(Records drawn from a dataset)
_ _ _ _ _ _ _
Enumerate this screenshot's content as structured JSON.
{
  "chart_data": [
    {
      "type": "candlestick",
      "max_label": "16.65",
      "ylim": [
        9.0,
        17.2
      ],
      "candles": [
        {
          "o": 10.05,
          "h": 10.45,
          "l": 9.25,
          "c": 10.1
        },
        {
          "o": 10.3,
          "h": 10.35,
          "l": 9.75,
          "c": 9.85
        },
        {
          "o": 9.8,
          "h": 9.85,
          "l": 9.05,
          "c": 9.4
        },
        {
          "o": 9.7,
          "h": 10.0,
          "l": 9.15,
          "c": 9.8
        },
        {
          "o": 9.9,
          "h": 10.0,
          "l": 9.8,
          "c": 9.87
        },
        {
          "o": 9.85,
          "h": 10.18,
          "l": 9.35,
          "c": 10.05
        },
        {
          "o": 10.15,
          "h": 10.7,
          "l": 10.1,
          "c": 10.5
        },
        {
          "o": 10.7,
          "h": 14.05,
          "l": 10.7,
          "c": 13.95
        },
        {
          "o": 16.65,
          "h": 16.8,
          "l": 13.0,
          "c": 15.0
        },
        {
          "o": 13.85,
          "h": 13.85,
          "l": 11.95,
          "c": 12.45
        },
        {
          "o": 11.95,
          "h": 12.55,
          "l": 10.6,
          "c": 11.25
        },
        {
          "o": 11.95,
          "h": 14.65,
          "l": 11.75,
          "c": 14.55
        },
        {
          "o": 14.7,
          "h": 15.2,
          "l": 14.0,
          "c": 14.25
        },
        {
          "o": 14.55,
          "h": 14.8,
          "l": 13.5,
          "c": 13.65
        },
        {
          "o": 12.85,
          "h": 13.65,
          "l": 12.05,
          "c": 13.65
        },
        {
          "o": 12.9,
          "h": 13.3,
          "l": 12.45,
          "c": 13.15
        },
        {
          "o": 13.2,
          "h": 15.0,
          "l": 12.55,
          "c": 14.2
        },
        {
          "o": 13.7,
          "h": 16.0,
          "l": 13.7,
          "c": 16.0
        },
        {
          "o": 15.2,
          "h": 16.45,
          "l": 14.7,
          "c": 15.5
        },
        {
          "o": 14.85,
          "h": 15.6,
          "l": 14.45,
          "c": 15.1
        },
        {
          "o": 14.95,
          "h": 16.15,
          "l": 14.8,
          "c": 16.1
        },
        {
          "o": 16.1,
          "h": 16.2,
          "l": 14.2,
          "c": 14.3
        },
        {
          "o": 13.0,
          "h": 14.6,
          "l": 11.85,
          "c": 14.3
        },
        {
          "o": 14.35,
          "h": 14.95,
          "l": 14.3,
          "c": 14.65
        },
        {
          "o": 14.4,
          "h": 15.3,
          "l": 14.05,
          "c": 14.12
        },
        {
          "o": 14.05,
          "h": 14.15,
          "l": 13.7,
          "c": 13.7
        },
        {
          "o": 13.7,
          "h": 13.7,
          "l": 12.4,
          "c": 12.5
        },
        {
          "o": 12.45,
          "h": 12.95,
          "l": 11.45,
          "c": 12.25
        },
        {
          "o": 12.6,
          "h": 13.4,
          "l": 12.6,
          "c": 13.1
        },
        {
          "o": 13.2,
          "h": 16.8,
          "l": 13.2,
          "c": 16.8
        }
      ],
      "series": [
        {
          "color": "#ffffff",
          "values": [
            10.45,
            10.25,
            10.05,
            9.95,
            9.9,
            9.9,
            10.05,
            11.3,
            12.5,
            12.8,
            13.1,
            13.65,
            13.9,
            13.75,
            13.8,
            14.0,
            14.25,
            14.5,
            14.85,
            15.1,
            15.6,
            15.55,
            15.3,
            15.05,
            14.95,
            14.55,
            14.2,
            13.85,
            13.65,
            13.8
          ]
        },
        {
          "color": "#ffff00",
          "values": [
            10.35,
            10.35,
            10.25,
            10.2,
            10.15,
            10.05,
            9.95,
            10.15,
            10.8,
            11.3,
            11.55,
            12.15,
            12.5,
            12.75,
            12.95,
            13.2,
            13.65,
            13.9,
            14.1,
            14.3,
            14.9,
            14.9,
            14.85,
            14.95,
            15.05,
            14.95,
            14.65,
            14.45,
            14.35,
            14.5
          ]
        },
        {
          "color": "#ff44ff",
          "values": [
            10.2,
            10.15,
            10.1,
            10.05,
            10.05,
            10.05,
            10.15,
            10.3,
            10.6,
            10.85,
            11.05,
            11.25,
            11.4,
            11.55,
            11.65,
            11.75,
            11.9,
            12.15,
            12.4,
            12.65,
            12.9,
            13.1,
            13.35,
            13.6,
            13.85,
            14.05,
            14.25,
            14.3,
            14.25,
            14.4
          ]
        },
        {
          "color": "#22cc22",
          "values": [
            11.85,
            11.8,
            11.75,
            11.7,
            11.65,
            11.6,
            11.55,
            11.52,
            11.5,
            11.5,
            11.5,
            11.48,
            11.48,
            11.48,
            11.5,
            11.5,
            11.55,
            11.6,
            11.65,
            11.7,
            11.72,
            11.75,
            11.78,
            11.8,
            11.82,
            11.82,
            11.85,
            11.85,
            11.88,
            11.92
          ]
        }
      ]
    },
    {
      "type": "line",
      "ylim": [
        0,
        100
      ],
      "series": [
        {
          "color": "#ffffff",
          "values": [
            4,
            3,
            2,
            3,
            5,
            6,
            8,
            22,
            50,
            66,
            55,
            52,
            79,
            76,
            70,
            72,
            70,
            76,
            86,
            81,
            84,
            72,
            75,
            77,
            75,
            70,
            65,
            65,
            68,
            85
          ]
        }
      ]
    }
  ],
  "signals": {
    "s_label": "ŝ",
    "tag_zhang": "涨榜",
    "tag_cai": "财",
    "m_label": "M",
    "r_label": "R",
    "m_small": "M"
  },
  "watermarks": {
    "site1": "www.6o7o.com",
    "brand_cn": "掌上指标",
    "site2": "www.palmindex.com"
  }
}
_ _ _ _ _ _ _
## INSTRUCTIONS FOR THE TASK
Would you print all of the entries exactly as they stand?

## ANSWER BELOW
Enumerate this screenshot's content as structured JSON.
{
  "chart_data": [
    {
      "type": "candlestick",
      "max_label": "16.65",
      "ylim": [
        9.0,
        17.2
      ],
      "candles": [
        {
          "o": 10.05,
          "h": 10.45,
          "l": 9.25,
          "c": 10.1
        },
        {
          "o": 10.3,
          "h": 10.35,
          "l": 9.75,
          "c": 9.85
        },
        {
          "o": 9.8,
          "h": 9.85,
          "l": 9.05,
          "c": 9.4
        },
        {
          "o": 9.7,
          "h": 10.0,
          "l": 9.15,
          "c": 9.8
        },
        {
          "o": 9.9,
          "h": 10.0,
          "l": 9.8,
          "c": 9.87
        },
        {
          "o": 9.85,
          "h": 10.18,
          "l": 9.35,
          "c": 10.05
        },
        {
          "o": 10.15,
          "h": 10.7,
          "l": 10.1,
          "c": 10.5
        },
        {
          "o": 10.7,
          "h": 14.05,
          "l": 10.7,
          "c": 13.95
        },
        {
          "o": 16.65,
          "h": 16.8,
          "l": 13.0,
          "c": 15.0
        },
        {
          "o": 13.85,
          "h": 13.85,
          "l": 11.95,
          "c": 12.45
        },
        {
          "o": 11.95,
          "h": 12.55,
          "l": 10.6,
          "c": 11.25
        },
        {
          "o": 11.95,
          "h": 14.65,
          "l": 11.75,
          "c": 14.55
        },
        {
          "o": 14.7,
          "h": 15.2,
          "l": 14.0,
          "c": 14.25
        },
        {
          "o": 14.55,
          "h": 14.8,
          "l": 13.5,
          "c": 13.65
        },
        {
          "o": 12.85,
          "h": 13.65,
          "l": 12.05,
          "c": 13.65
        },
        {
          "o": 12.9,
          "h": 13.3,
          "l": 12.45,
          "c": 13.15
        },
        {
          "o": 13.2,
          "h": 15.0,
          "l": 12.55,
          "c": 14.2
        },
        {
          "o": 13.7,
          "h": 16.0,
          "l": 13.7,
          "c": 16.0
        },
        {
          "o": 15.2,
          "h": 16.45,
          "l": 14.7,
          "c": 15.5
        },
        {
          "o": 14.85,
          "h": 15.6,
          "l": 14.45,
          "c": 15.1
        },
        {
          "o": 14.95,
          "h": 16.15,
          "l": 14.8,
          "c": 16.1
        },
        {
          "o": 16.1,
          "h": 16.2,
          "l": 14.2,
          "c": 14.3
        },
        {
          "o": 13.0,
          "h": 14.6,
          "l": 11.85,
          "c": 14.3
        },
        {
          "o": 14.35,
          "h": 14.95,
          "l": 14.3,
          "c": 14.65
        },
        {
          "o": 14.4,
          "h": 15.3,
          "l": 14.05,
          "c": 14.12
        },
        {
          "o": 14.05,
          "h": 14.15,
          "l": 13.7,
          "c": 13.7
        },
        {
          "o": 13.7,
          "h": 13.7,
          "l": 12.4,
          "c": 12.5
        },
        {
          "o": 12.45,
          "h": 12.95,
          "l": 11.45,
          "c": 12.25
        },
        {
          "o": 12.6,
          "h": 13.4,
          "l": 12.6,
          "c": 13.1
        },
        {
          "o": 13.2,
          "h": 16.8,
          "l": 13.2,
          "c": 16.8
        }
      ],
      "series": [
        {
          "color": "#ffffff",
          "values": [
            10.45,
            10.25,
            10.05,
            9.95,
            9.9,
            9.9,
            10.05,
            11.3,
            12.5,
            12.8,
            13.1,
            13.65,
            13.9,
            13.75,
            13.8,
            14.0,
            14.25,
            14.5,
            14.85,
            15.1,
            15.6,
            15.55,
            15.3,
            15.05,
            14.95,
            14.55,
            14.2,
            13.85,
            13.65,
            13.8
          ]
        },
        {
          "color": "#ffff00",
          "values": [
            10.35,
            10.35,
            10.25,
            10.2,
            10.15,
            10.05,
            9.95,
            10.15,
            10.8,
            11.3,
            11.55,
            12.15,
            12.5,
            12.75,
            12.95,
            13.2,
            13.65,
            13.9,
            14.1,
            14.3,
            14.9,
            14.9,
            14.85,
            14.95,
            15.05,
            14.95,
            14.65,
            14.45,
            14.35,
            14.5
          ]
        },
        {
          "color": "#ff44ff",
          "values": [
            10.2,
            10.15,
            10.1,
            10.05,
            10.05,
            10.05,
            10.15,
            10.3,
            10.6,
            10.85,
            11.05,
            11.25,
            11.4,
            11.55,
            11.65,
            11.75,
            11.9,
            12.15,
            12.4,
            12.65,
            12.9,
            13.1,
            13.35,
            13.6,
            13.85,
            14.05,
            14.25,
            14.3,
            14.25,
            14.4
          ]
        },
        {
          "color": "#22cc22",
          "values": [
            11.85,
            11.8,
            11.75,
            11.7,
            11.65,
            11.6,
            11.55,
            11.52,
            11.5,
            11.5,
            11.5,
            11.48,
            11.48,
            11.48,
            11.5,
            11.5,
            11.55,
            11.6,
            11.65,
            11.7,
            11.72,
            11.75,
            11.78,
            11.8,
            11.82,
            11.82,
            11.85,
            11.85,
            11.88,
            11.92
          ]
        }
      ]
    },
    {
      "type": "line",
      "ylim": [
        0,
        100
      ],
      "series": [
        {
          "color": "#ffffff",
          "values": [
            4,
            3,
            2,
            3,
            5,
            6,
            8,
            22,
            50,
            66,
            55,
            52,
            79,
            76,
            70,
            72,
            70,
            76,
            86,
            81,
            84,
            72,
            75,
            77,
            75,
            70,
            65,
            65,
            68,
            85
          ]
        }
      ]
    }
  ],
  "signals": {
    "s_label": "ŝ",
    "tag_zhang": "涨榜",
    "tag_cai": "财",
    "m_label": "M",
    "r_label": "R",
    "m_small": "M"
  },
  "watermarks": {
    "site1": "www.6o7o.com",
    "brand_cn": "掌上指标",
    "site2": "www.palmindex.com"
  }
}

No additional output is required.